== WHAT YOU NEED TO DO ==
Scan the material for the word "duration" and copy each line where it occurs.

_ _ _ _ _

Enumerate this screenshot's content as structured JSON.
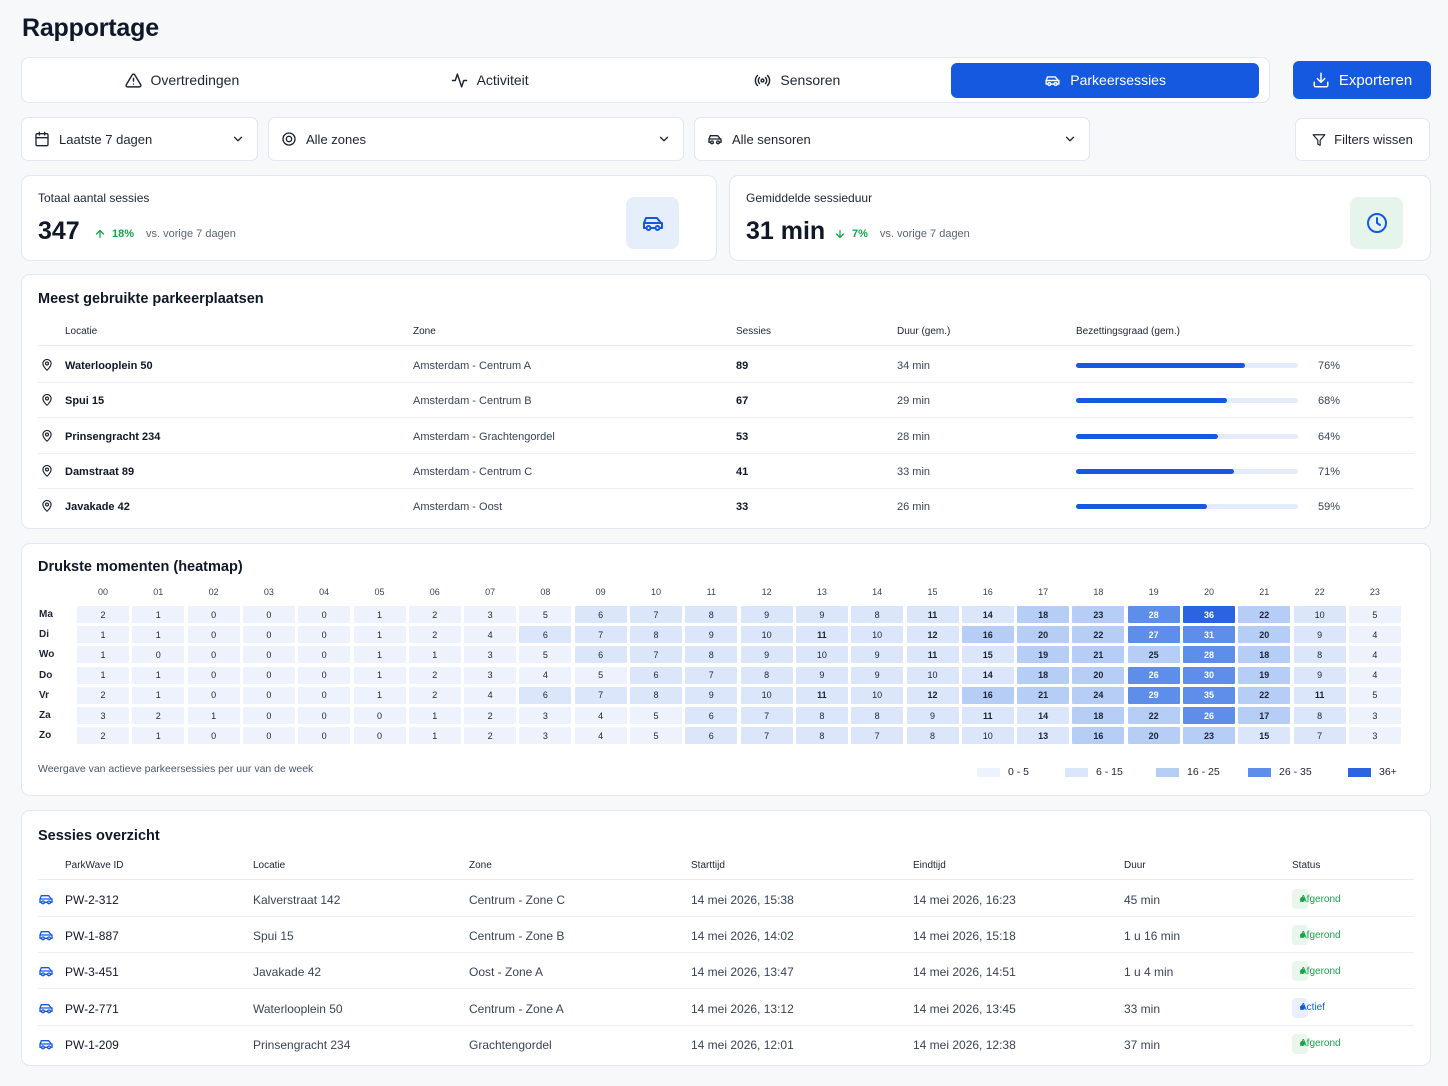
{
  "page": {
    "title": "Rapportage"
  },
  "tabs": [
    {
      "label": "Overtredingen",
      "icon": "warning-icon",
      "active": false
    },
    {
      "label": "Activiteit",
      "icon": "activity-icon",
      "active": false
    },
    {
      "label": "Sensoren",
      "icon": "sensor-icon",
      "active": false
    },
    {
      "label": "Parkeersessies",
      "icon": "car-icon",
      "active": true
    }
  ],
  "export_label": "Exporteren",
  "filters": {
    "period": "Laatste 7 dagen",
    "zones": "Alle zones",
    "sensors": "Alle sensoren",
    "clear_label": "Filters wissen"
  },
  "stats": {
    "total": {
      "label": "Totaal aantal sessies",
      "value": "347",
      "change": "18%",
      "direction": "up",
      "compare": "vs. vorige 7 dagen"
    },
    "duration": {
      "label": "Gemiddelde sessieduur",
      "value": "31 min",
      "change": "7%",
      "direction": "down",
      "compare": "vs. vorige 7 dagen"
    }
  },
  "top_locations": {
    "title": "Meest gebruikte parkeerplaatsen",
    "columns": [
      "Locatie",
      "Zone",
      "Sessies",
      "Duur (gem.)",
      "Bezettingsgraad (gem.)"
    ],
    "rows": [
      {
        "location": "Waterlooplein 50",
        "zone": "Amsterdam - Centrum A",
        "sessions": "89",
        "duration": "34 min",
        "occupancy": 76,
        "occupancy_label": "76%"
      },
      {
        "location": "Spui 15",
        "zone": "Amsterdam - Centrum B",
        "sessions": "67",
        "duration": "29 min",
        "occupancy": 68,
        "occupancy_label": "68%"
      },
      {
        "location": "Prinsengracht 234",
        "zone": "Amsterdam - Grachtengordel",
        "sessions": "53",
        "duration": "28 min",
        "occupancy": 64,
        "occupancy_label": "64%"
      },
      {
        "location": "Damstraat 89",
        "zone": "Amsterdam - Centrum C",
        "sessions": "41",
        "duration": "33 min",
        "occupancy": 71,
        "occupancy_label": "71%"
      },
      {
        "location": "Javakade 42",
        "zone": "Amsterdam - Oost",
        "sessions": "33",
        "duration": "26 min",
        "occupancy": 59,
        "occupancy_label": "59%"
      }
    ]
  },
  "heatmap": {
    "title": "Drukste momenten (heatmap)",
    "hours": [
      "00",
      "01",
      "02",
      "03",
      "04",
      "05",
      "06",
      "07",
      "08",
      "09",
      "10",
      "11",
      "12",
      "13",
      "14",
      "15",
      "16",
      "17",
      "18",
      "19",
      "20",
      "21",
      "22",
      "23"
    ],
    "days": [
      "Ma",
      "Di",
      "Wo",
      "Do",
      "Vr",
      "Za",
      "Zo"
    ],
    "values": [
      [
        2,
        1,
        0,
        0,
        0,
        1,
        2,
        3,
        5,
        6,
        7,
        8,
        9,
        9,
        8,
        11,
        14,
        18,
        23,
        28,
        36,
        22,
        10,
        5
      ],
      [
        1,
        1,
        0,
        0,
        0,
        1,
        2,
        4,
        6,
        7,
        8,
        9,
        10,
        11,
        10,
        12,
        16,
        20,
        22,
        27,
        31,
        20,
        9,
        4
      ],
      [
        1,
        0,
        0,
        0,
        0,
        1,
        1,
        3,
        5,
        6,
        7,
        8,
        9,
        10,
        9,
        11,
        15,
        19,
        21,
        25,
        28,
        18,
        8,
        4
      ],
      [
        1,
        1,
        0,
        0,
        0,
        1,
        2,
        3,
        4,
        5,
        6,
        7,
        8,
        9,
        9,
        10,
        14,
        18,
        20,
        26,
        30,
        19,
        9,
        4
      ],
      [
        2,
        1,
        0,
        0,
        0,
        1,
        2,
        4,
        6,
        7,
        8,
        9,
        10,
        11,
        10,
        12,
        16,
        21,
        24,
        29,
        35,
        22,
        11,
        5
      ],
      [
        3,
        2,
        1,
        0,
        0,
        0,
        1,
        2,
        3,
        4,
        5,
        6,
        7,
        8,
        8,
        9,
        11,
        14,
        18,
        22,
        26,
        17,
        8,
        3
      ],
      [
        2,
        1,
        0,
        0,
        0,
        0,
        1,
        2,
        3,
        4,
        5,
        6,
        7,
        8,
        7,
        8,
        10,
        13,
        16,
        20,
        23,
        15,
        7,
        3
      ]
    ],
    "note": "Weergave van actieve parkeersessies per uur van de week",
    "legend": [
      {
        "label": "0 - 5",
        "color": "#edf2fc"
      },
      {
        "label": "6 - 15",
        "color": "#dbe6fa"
      },
      {
        "label": "16 - 25",
        "color": "#b6cdf5"
      },
      {
        "label": "26 - 35",
        "color": "#5d8ee9"
      },
      {
        "label": "36+",
        "color": "#2a64e0"
      }
    ]
  },
  "sessions": {
    "title": "Sessies overzicht",
    "columns": [
      "ParkWave ID",
      "Locatie",
      "Zone",
      "Starttijd",
      "Eindtijd",
      "Duur",
      "Status"
    ],
    "rows": [
      {
        "id": "PW-2-312",
        "location": "Kalverstraat 142",
        "zone": "Centrum - Zone C",
        "start": "14 mei 2026, 15:38",
        "end": "14 mei 2026, 16:23",
        "duration": "45 min",
        "status": "Afgerond",
        "status_type": "done"
      },
      {
        "id": "PW-1-887",
        "location": "Spui 15",
        "zone": "Centrum - Zone B",
        "start": "14 mei 2026, 14:02",
        "end": "14 mei 2026, 15:18",
        "duration": "1 u 16 min",
        "status": "Afgerond",
        "status_type": "done"
      },
      {
        "id": "PW-3-451",
        "location": "Javakade 42",
        "zone": "Oost - Zone A",
        "start": "14 mei 2026, 13:47",
        "end": "14 mei 2026, 14:51",
        "duration": "1 u 4 min",
        "status": "Afgerond",
        "status_type": "done"
      },
      {
        "id": "PW-2-771",
        "location": "Waterlooplein 50",
        "zone": "Centrum - Zone A",
        "start": "14 mei 2026, 13:12",
        "end": "14 mei 2026, 13:45",
        "duration": "33 min",
        "status": "Actief",
        "status_type": "active"
      },
      {
        "id": "PW-1-209",
        "location": "Prinsengracht 234",
        "zone": "Grachtengordel",
        "start": "14 mei 2026, 12:01",
        "end": "14 mei 2026, 12:38",
        "duration": "37 min",
        "status": "Afgerond",
        "status_type": "done"
      }
    ]
  },
  "colors": {
    "accent": "#1559e0",
    "success": "#16a34a",
    "badge_done_bg": "#e8f6ec",
    "badge_active_bg": "#e8effd"
  }
}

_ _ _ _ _

== OUTPUT BELOW ==
    "duration": {
        "duration": "34 min",
        "duration": "29 min",
        "duration": "28 min",
        "duration": "33 min",
        "duration": "26 min",
        "duration": "45 min",
        "duration": "1 u 16 min",
        "duration": "1 u 4 min",
        "duration": "33 min",
        "duration": "37 min",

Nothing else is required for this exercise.